* _WHAT YOU SHOULD DO_
Every line with the string "está" in it belongs in your answer, so copy them all from the data.

Segment Open

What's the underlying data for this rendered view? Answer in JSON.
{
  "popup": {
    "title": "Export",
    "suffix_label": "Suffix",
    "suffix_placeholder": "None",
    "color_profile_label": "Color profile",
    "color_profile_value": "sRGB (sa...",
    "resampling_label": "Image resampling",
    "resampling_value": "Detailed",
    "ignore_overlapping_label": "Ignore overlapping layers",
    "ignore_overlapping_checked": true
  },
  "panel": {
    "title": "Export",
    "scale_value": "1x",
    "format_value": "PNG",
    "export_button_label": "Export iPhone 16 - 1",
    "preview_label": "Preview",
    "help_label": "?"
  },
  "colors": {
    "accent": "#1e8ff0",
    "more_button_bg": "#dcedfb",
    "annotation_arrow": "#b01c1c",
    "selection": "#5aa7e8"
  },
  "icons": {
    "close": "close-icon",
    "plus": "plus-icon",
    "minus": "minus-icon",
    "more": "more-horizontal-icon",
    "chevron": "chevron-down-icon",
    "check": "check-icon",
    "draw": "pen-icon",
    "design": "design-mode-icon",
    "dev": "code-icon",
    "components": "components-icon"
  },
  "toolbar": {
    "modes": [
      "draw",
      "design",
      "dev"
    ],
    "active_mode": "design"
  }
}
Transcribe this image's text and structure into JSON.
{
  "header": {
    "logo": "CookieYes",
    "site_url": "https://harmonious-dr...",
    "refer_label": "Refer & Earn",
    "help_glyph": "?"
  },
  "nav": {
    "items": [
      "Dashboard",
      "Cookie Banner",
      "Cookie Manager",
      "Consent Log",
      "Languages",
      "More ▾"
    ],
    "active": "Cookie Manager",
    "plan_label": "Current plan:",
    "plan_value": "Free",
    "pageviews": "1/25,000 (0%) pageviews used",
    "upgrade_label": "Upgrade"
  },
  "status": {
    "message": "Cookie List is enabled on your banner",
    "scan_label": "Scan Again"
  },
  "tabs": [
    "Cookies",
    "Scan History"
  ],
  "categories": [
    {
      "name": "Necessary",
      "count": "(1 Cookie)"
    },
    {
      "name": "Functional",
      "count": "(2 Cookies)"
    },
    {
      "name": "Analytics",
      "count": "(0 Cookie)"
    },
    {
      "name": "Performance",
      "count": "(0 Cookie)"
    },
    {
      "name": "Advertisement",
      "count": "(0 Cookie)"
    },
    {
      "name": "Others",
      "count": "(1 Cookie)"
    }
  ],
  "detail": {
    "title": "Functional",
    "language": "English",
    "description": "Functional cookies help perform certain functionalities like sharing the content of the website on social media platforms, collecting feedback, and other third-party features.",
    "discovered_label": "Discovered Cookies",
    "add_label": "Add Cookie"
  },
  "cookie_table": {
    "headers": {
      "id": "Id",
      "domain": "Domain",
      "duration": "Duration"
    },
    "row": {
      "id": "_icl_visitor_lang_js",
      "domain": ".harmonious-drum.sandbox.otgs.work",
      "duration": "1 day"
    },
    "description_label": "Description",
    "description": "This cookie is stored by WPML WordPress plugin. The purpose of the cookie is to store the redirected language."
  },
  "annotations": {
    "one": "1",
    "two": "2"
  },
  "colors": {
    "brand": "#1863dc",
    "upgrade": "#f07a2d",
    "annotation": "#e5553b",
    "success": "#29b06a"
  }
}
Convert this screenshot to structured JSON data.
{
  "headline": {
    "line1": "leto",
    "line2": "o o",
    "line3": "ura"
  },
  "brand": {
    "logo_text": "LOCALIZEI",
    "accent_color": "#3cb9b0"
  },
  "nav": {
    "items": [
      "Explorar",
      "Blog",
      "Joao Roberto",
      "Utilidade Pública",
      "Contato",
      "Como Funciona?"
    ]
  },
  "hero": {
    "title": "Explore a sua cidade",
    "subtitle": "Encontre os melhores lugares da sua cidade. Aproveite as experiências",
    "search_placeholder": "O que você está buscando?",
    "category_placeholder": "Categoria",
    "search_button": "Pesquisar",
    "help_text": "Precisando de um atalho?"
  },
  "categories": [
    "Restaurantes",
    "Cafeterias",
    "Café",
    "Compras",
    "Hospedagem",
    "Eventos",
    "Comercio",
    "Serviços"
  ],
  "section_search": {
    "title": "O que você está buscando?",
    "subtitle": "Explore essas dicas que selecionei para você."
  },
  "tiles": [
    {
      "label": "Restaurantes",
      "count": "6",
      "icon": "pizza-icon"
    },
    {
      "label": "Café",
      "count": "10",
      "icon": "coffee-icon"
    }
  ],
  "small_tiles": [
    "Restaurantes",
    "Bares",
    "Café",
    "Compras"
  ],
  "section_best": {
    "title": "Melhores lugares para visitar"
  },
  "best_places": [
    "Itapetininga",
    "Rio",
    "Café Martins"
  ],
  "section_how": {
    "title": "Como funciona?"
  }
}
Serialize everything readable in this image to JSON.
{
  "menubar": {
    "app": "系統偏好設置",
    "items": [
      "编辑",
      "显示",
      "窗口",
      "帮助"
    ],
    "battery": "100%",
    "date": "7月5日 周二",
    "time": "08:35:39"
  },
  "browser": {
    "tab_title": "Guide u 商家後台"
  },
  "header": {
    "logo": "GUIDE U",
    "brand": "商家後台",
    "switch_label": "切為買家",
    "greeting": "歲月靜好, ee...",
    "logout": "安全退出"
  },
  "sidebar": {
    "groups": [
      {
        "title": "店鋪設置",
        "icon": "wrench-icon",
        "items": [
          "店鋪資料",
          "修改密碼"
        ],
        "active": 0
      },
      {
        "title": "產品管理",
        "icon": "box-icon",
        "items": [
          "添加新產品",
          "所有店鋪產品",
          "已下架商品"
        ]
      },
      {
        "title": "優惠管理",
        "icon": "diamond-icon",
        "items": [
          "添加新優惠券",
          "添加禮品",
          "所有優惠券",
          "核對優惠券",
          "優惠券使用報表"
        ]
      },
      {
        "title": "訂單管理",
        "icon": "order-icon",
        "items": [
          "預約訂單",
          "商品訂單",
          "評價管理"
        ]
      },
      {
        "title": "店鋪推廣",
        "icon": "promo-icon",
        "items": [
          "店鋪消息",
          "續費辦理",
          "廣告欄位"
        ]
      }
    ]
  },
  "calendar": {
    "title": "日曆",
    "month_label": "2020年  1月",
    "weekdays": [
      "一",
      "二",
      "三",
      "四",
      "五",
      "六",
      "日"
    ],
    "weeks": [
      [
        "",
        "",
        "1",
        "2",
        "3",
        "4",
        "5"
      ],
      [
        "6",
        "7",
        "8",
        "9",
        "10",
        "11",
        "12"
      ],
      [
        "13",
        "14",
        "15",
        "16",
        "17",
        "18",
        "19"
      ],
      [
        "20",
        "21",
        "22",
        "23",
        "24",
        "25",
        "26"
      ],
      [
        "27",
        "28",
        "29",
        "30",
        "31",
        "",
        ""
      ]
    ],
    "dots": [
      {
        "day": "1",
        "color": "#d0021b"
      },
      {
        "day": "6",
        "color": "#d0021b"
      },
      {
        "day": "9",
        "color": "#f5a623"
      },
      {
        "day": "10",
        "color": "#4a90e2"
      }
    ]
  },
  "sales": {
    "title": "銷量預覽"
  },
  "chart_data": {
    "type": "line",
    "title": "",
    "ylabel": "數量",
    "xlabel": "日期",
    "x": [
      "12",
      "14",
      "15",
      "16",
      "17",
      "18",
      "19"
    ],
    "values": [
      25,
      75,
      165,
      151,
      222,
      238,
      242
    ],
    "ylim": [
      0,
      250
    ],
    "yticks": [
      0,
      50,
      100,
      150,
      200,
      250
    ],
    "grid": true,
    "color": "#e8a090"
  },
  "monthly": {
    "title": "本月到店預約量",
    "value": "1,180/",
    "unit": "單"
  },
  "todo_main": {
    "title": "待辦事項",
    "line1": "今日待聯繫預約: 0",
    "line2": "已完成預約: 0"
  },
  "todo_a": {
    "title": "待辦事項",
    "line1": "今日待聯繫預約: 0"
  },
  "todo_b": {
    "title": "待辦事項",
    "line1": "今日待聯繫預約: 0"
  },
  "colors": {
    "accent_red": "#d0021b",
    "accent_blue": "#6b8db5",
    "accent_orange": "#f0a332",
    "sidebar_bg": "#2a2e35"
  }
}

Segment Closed

* _ANSWER TO THIS EXERCISE_
    "search_placeholder": "O que você está buscando?",
    "title": "O que você está buscando?",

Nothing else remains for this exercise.